For EV batteries, which generally have a range of 200-250 km, the process of degradation reduces their maximum capacity by around 15-20 percent after 8-10 years of constant use. Heat, erratic charging and usage patterns can also change the lifespan of batteries.
What do to with old batteries?
There are three ways to deal with discarded EV batteries. They can be disposed of in landfills like other e-waste. And they can also be reused or recycled. Since the batteries can still function with 80-85 percent of their peak capacity, they can be used for other appliances or purposes.

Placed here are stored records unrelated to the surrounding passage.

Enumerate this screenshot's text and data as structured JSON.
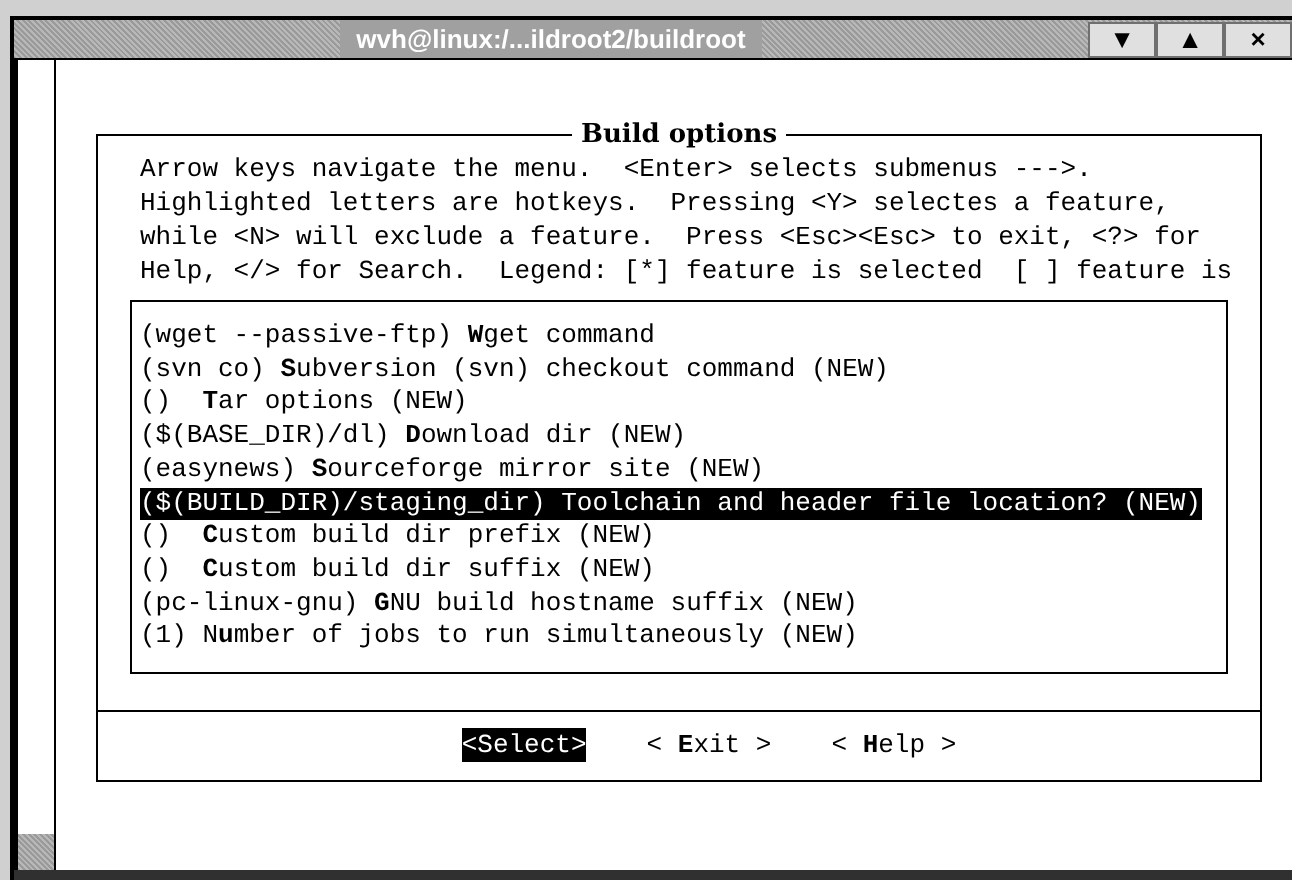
{
  "window": {
    "title": "wvh@linux:/...ildroot2/buildroot",
    "buttons": [
      "▼",
      "▲",
      "×"
    ]
  },
  "dialog": {
    "title": "Build options",
    "help_lines": [
      "Arrow keys navigate the menu.  <Enter> selects submenus --->.",
      "Highlighted letters are hotkeys.  Pressing <Y> selectes a feature,",
      "while <N> will exclude a feature.  Press <Esc><Esc> to exit, <?> for",
      "Help, </> for Search.  Legend: [*] feature is selected  [ ] feature is"
    ],
    "items": [
      {
        "text": "(wget --passive-ftp) **W**get command",
        "selected": false
      },
      {
        "text": "(svn co) **S**ubversion (svn) checkout command (NEW)",
        "selected": false
      },
      {
        "text": "()  **T**ar options (NEW)",
        "selected": false
      },
      {
        "text": "($(BASE_DIR)/dl) **D**ownload dir (NEW)",
        "selected": false
      },
      {
        "text": "(easynews) **S**ourceforge mirror site (NEW)",
        "selected": false
      },
      {
        "text": "($(BUILD_DIR)/staging_dir) Toolchain and header file location? (NEW)",
        "selected": true
      },
      {
        "text": "()  **C**ustom build dir prefix (NEW)",
        "selected": false
      },
      {
        "text": "()  **C**ustom build dir suffix (NEW)",
        "selected": false
      },
      {
        "text": "(pc-linux-gnu) **G**NU build hostname suffix (NEW)",
        "selected": false
      },
      {
        "text": "(1) N**u**mber of jobs to run simultaneously (NEW)",
        "selected": false
      }
    ],
    "buttons": [
      {
        "label": "<Select>",
        "selected": true
      },
      {
        "label": "< **E**xit >",
        "selected": false
      },
      {
        "label": "< **H**elp >",
        "selected": false
      }
    ]
  }
}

The other option remains to recycle the materials found inside the li-ion batteries. Li-ion batteries can be recycled for its metals like lithium, nickel, zinc, cobalt and more, that can be reutilised for making new EV batteries or even other smaller li-ion batteries. As these metals are non-renewable, and only found in finite quantities on the planet, it is extremely important to recycle many of these rare metals.
Researchers and companies are already working hard to make 100 percent recyclable li-ion batteries that will be economically viable for companies to recycle. But currently, only a very small percentage of batteries are getting recycled. The main cause for this discrepancy is the fact that recycling li-ion can be dangerous and thus requires training, and expensive equipment to do so safely.
What can India gain from EV recycling?
As India, with the rest of the world, thrusts to implement greater EV adoption in order to reduce its carbon emissions, it presents a large opportunity for recycling. Without recycling or reusing, the world can see nine million tonnes of li-ion batteries discarded per year, with the total value of raw materials present in the batteries amounting to $23 billion by 2040.
India’s grand ambition of becoming a global hub for the production of EV batteries, especially for meeting its own domestic demands is largely dependent on countries that have the raw materials. As countries with those large reserves of metals like lithium, cobalt and the like are strategic rivals or geographically far away, procuring raw materials is a hurdle for India.
However, if India starts improving its infrastructure to take on the challenge of recycling li-ion batteries, the country will be able to overcome the logistical hurdle of disposing of li-ion batteries and at the same time reap the economic benefits of recycling the batteries. It will also ensure a self-generated and steady supply of raw materials needed to produce its own EV batteries.
next story